Take each line of the entries below that contains "today" and copy it.

Interface dataset entries
..........
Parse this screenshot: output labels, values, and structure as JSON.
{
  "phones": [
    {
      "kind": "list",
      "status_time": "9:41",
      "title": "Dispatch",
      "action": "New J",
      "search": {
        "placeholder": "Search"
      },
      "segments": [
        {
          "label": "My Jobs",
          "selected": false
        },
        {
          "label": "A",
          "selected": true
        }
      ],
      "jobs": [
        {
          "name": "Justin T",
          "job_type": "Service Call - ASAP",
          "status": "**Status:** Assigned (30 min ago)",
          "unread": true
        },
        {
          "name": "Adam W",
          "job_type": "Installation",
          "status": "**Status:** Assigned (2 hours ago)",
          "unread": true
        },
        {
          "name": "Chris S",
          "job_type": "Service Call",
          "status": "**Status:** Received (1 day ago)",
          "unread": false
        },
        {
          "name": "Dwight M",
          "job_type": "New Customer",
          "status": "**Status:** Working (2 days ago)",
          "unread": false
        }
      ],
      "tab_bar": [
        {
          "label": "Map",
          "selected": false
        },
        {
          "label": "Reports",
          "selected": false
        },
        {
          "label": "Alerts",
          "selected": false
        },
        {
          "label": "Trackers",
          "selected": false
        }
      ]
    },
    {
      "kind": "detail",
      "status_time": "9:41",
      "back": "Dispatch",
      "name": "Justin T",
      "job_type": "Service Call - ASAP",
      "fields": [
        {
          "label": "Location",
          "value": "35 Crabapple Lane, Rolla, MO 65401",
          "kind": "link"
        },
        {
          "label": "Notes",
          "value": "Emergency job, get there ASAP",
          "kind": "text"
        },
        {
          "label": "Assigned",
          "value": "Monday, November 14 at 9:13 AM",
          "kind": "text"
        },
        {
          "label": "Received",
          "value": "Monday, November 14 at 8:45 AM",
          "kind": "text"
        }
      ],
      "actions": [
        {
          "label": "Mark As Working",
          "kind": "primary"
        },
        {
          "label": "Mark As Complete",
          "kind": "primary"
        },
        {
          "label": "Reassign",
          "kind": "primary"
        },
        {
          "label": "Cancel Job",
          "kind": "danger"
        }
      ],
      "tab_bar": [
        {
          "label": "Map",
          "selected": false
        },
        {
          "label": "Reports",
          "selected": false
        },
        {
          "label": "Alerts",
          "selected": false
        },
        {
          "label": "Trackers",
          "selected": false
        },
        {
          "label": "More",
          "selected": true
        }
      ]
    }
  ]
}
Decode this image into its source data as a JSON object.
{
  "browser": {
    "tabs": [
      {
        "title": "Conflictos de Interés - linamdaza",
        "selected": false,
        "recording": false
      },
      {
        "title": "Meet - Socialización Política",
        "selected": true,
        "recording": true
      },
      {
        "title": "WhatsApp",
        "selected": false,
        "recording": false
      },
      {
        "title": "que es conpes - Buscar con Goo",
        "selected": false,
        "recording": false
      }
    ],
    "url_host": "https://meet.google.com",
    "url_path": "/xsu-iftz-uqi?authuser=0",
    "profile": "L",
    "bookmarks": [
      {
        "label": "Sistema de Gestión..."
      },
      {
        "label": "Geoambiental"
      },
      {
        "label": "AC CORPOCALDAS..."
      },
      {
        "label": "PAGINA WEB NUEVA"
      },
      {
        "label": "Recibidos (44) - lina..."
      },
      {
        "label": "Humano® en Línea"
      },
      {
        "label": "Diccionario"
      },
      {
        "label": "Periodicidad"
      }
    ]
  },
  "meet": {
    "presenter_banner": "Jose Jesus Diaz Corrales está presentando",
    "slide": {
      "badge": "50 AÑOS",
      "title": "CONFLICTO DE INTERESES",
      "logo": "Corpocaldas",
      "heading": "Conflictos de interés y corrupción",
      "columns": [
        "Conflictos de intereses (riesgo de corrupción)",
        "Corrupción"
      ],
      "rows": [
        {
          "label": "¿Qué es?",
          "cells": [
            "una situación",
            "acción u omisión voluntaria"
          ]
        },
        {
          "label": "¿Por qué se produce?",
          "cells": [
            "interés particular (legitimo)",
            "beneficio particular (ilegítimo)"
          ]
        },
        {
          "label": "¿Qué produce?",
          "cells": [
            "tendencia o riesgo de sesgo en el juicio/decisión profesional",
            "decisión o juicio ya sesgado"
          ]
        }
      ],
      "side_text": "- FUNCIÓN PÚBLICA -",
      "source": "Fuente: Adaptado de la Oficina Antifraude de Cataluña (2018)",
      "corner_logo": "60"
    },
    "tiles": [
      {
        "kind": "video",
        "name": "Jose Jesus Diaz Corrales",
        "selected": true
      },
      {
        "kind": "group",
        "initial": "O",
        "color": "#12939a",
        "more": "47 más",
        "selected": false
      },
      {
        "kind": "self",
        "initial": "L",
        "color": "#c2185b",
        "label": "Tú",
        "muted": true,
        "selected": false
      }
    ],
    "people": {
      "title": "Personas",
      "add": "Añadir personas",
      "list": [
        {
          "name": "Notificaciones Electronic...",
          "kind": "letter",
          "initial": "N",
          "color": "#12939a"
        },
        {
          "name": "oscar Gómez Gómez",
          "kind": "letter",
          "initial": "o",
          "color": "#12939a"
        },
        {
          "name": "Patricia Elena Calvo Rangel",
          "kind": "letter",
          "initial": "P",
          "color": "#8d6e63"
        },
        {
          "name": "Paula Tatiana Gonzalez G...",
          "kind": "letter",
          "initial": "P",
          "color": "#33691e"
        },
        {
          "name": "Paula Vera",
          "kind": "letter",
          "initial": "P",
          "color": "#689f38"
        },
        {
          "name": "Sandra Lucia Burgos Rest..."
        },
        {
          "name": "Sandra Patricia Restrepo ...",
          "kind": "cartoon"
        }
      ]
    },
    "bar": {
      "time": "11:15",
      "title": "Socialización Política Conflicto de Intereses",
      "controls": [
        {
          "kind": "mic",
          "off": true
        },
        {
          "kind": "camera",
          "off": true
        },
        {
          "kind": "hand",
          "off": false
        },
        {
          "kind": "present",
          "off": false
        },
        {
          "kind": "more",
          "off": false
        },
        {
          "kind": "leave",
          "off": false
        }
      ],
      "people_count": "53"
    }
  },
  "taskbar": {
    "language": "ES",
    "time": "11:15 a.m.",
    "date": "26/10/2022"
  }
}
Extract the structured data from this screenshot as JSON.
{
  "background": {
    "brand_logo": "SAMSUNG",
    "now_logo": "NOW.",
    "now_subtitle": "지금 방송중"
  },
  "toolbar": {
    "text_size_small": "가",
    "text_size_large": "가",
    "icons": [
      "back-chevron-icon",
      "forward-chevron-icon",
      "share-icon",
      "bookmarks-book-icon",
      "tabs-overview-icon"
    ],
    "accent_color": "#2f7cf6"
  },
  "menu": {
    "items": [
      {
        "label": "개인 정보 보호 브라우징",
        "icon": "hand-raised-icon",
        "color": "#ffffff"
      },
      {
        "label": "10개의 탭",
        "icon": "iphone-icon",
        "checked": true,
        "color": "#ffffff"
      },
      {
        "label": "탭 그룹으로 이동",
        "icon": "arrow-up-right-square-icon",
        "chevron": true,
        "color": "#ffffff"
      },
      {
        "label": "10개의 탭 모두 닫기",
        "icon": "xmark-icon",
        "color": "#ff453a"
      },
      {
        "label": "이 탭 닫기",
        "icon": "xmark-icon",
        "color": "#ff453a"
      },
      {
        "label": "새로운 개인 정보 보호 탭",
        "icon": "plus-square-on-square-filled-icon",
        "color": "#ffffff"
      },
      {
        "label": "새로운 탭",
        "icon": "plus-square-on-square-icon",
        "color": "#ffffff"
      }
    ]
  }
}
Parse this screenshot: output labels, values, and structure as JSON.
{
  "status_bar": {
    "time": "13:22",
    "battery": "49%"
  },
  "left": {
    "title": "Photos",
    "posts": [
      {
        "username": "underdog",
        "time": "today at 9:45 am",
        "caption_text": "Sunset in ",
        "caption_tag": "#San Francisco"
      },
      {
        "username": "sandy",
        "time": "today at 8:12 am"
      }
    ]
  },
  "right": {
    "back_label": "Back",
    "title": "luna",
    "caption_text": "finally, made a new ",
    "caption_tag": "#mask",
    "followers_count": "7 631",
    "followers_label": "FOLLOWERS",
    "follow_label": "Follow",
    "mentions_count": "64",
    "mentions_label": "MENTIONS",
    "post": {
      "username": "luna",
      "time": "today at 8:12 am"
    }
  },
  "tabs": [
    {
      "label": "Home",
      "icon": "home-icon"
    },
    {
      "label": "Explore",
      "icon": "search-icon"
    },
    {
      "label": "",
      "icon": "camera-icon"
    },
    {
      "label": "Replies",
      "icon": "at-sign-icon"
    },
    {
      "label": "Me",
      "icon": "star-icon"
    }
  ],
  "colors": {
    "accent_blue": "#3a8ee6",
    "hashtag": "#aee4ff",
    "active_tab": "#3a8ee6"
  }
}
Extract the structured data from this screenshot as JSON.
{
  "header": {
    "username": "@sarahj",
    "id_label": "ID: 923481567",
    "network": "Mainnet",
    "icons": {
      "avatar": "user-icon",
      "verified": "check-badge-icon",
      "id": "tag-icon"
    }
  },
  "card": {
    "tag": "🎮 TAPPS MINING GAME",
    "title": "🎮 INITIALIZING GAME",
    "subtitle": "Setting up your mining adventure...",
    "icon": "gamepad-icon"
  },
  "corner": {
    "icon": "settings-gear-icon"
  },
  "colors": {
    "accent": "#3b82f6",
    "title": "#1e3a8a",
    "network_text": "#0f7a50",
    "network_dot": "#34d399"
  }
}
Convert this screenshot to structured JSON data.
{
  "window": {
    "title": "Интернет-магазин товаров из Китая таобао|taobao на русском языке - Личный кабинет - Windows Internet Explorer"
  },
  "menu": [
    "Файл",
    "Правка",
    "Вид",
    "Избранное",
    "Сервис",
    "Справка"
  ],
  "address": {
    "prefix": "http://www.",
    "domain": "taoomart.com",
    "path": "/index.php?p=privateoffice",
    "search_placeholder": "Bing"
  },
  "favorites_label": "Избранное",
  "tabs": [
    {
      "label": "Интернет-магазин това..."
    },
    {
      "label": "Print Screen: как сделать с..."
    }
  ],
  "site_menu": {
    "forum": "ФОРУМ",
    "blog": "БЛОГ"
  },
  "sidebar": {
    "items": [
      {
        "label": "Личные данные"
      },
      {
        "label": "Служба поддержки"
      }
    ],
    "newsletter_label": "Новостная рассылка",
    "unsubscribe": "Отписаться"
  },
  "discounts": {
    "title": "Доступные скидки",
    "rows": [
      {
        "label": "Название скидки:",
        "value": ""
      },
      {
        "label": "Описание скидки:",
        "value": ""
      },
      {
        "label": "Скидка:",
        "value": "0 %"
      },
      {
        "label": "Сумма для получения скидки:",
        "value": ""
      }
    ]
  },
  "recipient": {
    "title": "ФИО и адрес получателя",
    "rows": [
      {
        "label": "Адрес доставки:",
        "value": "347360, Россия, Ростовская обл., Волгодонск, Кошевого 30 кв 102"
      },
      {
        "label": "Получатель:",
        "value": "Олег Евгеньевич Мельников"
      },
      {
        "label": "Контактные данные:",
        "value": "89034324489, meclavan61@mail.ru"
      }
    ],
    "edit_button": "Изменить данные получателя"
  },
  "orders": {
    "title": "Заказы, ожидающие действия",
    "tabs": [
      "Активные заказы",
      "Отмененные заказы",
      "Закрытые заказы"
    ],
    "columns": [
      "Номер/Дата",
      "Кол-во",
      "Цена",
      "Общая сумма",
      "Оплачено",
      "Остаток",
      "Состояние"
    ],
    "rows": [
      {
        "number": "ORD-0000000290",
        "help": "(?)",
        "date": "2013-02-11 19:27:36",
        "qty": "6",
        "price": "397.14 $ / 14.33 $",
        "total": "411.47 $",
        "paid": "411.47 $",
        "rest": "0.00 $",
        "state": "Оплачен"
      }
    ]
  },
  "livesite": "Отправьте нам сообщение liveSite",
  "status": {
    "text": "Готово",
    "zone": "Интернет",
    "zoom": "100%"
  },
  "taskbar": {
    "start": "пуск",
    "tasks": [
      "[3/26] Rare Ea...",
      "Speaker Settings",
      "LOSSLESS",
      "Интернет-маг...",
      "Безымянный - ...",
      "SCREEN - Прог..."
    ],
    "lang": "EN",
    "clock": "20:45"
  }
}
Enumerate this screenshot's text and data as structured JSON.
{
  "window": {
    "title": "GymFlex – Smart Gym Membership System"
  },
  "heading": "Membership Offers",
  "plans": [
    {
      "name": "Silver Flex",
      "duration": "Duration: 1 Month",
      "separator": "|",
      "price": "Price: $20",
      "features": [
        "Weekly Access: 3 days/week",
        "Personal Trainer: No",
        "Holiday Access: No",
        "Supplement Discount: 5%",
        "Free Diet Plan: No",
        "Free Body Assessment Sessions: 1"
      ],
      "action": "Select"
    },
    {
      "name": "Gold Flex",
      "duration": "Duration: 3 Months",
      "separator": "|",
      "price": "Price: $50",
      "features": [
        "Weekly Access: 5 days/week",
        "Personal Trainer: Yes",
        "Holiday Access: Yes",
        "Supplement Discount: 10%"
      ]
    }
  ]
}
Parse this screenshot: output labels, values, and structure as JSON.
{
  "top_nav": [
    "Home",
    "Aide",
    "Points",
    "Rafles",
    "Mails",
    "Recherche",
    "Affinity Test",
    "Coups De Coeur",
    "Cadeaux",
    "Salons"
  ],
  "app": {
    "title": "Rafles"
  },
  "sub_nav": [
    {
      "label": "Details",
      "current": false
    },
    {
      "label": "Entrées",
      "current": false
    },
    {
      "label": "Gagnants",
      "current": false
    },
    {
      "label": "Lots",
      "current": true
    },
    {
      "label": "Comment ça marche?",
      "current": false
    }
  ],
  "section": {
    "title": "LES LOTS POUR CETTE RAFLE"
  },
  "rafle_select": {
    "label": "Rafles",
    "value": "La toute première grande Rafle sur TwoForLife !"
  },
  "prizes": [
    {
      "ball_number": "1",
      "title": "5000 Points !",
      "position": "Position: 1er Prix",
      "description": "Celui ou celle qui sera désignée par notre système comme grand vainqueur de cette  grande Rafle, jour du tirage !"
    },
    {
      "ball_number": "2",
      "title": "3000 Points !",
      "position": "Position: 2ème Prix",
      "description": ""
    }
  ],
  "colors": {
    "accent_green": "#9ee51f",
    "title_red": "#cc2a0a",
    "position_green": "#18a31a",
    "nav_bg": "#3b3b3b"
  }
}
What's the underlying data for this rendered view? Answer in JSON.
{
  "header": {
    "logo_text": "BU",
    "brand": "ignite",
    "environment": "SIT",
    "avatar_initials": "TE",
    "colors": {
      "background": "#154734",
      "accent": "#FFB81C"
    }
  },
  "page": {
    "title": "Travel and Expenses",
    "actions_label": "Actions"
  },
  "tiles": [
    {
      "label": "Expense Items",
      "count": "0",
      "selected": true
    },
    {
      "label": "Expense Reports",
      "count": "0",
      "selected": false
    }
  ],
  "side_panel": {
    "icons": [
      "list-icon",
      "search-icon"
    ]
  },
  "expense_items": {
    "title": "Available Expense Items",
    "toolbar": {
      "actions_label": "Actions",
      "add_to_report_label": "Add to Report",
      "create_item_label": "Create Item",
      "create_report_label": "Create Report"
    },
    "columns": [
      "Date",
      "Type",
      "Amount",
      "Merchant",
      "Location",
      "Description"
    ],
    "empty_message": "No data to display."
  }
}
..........
■ REPLY ■
        "time": "today at 9:45 am",
        "time": "today at 8:12 am"
      "time": "today at 8:12 am"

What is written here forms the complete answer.